On 27 March, GlaxoSmithKline Research & Development officially notified the European Medicines Agency (EMA) Committee for Medicinal Products for Human Use (CHMP) that it wishes to withdraw its application to extend the use of pazopanib (Votrient) to include maintenance treatment in women with ovarian, fallopian tube or primary peritoneal cancer whose disease improved or remained stable after first-line chemotherapy.
Votrient is a cancer medicine that contains the active substance pazopanib. It has been authorised since June 2010 for treating advanced renal-cell carcinoma and certain forms of soft-tissue sarcoma.
What was pazopanib expected to be used for?
Pazopanib was also expected to be used as maintenance treatment in women with cancer of the ovaries, fallopian tube or the peritoneum whose disease had improved or remained stable after first-line chemotherapy. It was to be used in women with cancer of stage II to IV according to the International Federation of Gynecology and Obstetrics classification.
How is pazopanib expected to work?
In ovarian, fallopian tube and peritoneal cancer, pazopanib is expected to work in the same way as it does in its existing indications.
The active substance in Votrient, pazopanib, is a protein-kinase inhibitor, meaning that it blocks some specific enzymes known as protein kinases. These enzymes can be found in some receptors on the surface of cells that are involved in the growth and spread of cancer cells, such as VEGFR, PDGFR and KIT. By blocking these enzymes, pazopanib can reduce the growth and spread of cancer.
What did the company present to support its application?
The applicant presented data from one main study involving 940 women with ovarian, fallopian tube or peritoneal cancer whose disease had not worsened after first-line chemotherapy. Patients in the study received either pazopanib or placebo for 2 years. The main measure of effectiveness was progression-free survival.
How far into the evaluation was the application when it was withdrawn?
The application was withdrawn after the CHMP had evaluated the initial documentation provided by the company and formulated a list of questions to be answered. The company had not yet responded to the questions at the time of the withdrawal.
What was the recommendation of the CHMP at that time?
At the time of the withdrawal, the CHMP had some concerns and was of the provisional opinion that pazopanib could not be approved for use in women with ovarian, fallopian tube and peritoneal cancer.
The CHMP considered that the women included in the main study were not representative of the women for whom the treatment is intended. The average age of women included in the main study was 56 years whereas the average patient is over 60 years of age at the time of diagnosis.
In addition, the CHMP was concerned that the study showed a lack of effectiveness in the subgroup of patients older than 65 years who had more advanced disease. Patients in this subgroup were also more likely to suffer serious side effects and to discontinue treatment.
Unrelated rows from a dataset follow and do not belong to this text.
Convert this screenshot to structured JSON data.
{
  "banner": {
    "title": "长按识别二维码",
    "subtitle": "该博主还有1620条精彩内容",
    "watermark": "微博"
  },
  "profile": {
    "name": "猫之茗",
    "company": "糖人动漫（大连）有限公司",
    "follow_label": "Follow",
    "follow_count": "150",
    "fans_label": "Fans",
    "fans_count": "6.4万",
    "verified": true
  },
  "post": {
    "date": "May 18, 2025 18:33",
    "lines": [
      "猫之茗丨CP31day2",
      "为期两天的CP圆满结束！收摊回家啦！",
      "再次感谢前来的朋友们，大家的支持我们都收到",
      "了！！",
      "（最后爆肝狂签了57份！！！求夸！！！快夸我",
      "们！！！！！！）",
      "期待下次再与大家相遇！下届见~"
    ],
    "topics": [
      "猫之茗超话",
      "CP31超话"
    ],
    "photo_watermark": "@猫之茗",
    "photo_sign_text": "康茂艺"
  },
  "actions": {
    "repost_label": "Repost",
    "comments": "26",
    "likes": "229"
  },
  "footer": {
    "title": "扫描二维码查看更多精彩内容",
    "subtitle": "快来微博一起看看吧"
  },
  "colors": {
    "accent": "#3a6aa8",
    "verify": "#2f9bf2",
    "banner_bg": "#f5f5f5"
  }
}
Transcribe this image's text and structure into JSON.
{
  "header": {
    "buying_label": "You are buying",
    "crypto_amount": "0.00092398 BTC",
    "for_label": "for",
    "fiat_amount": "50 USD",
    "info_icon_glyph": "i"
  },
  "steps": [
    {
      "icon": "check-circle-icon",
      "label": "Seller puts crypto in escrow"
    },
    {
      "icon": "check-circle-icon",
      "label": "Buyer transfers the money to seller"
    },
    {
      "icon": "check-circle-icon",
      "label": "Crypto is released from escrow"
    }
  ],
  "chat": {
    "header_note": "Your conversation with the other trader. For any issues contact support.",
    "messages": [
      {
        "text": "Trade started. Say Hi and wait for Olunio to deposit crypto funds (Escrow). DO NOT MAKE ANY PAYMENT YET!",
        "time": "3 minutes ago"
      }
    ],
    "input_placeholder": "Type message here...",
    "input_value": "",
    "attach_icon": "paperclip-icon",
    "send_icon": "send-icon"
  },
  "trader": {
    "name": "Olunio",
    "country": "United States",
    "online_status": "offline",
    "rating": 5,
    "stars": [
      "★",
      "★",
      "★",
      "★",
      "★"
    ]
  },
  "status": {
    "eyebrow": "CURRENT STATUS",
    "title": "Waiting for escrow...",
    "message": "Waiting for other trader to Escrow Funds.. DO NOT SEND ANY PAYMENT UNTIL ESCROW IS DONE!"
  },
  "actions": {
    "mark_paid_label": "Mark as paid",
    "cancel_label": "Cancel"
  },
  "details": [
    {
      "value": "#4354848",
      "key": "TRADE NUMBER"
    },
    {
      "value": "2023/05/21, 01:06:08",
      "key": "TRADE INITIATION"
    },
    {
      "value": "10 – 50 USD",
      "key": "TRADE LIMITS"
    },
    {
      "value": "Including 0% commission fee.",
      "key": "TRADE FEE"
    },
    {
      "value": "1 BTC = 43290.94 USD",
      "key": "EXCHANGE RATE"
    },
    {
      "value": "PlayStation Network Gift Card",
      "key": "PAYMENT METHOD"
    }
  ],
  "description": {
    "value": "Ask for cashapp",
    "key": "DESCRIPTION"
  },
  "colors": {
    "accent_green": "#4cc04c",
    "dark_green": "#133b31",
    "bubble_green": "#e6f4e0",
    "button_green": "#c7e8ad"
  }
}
There was also a high rate of treatment discontinuation and interruptions in the overall population due to side effects such as high blood pressure and low levels of white blood cells.
Therefore, at the time of the withdrawal, the CHMP was of the opinion that the benefits of pazopanib in the treatment of women with ovarian, fallopian tube and peritoneal cancer did not outweigh its risks.
What were the reasons given by the company for withdrawing the application?
In its letter notifying the Agency of the withdrawal of application, the company stated that it withdrew the application because it did not believe that the additional data requested by CHMP would allow the Committee to conclude on a positive benefit-risk balance in the new indication.
What consequences does this withdrawal have for patients in clinical trials or compassionate use programmes?
The company informed the CHMP that at the time of the withdrawal there were no patients receiving pazopanib for the first-line maintenance treatment of ovarian cancer. There are no consequences for patients in other clinical trials or in compassionate use programmes.
What is happening with pazopanib for the treatment of advanced renal-cell carcinoma and soft-tissue sarcoma?
There are no consequences on the use of pazopanib in its authorised indications.
The full European Public Assessment Report for pazopanib can be found on the Agency’s website.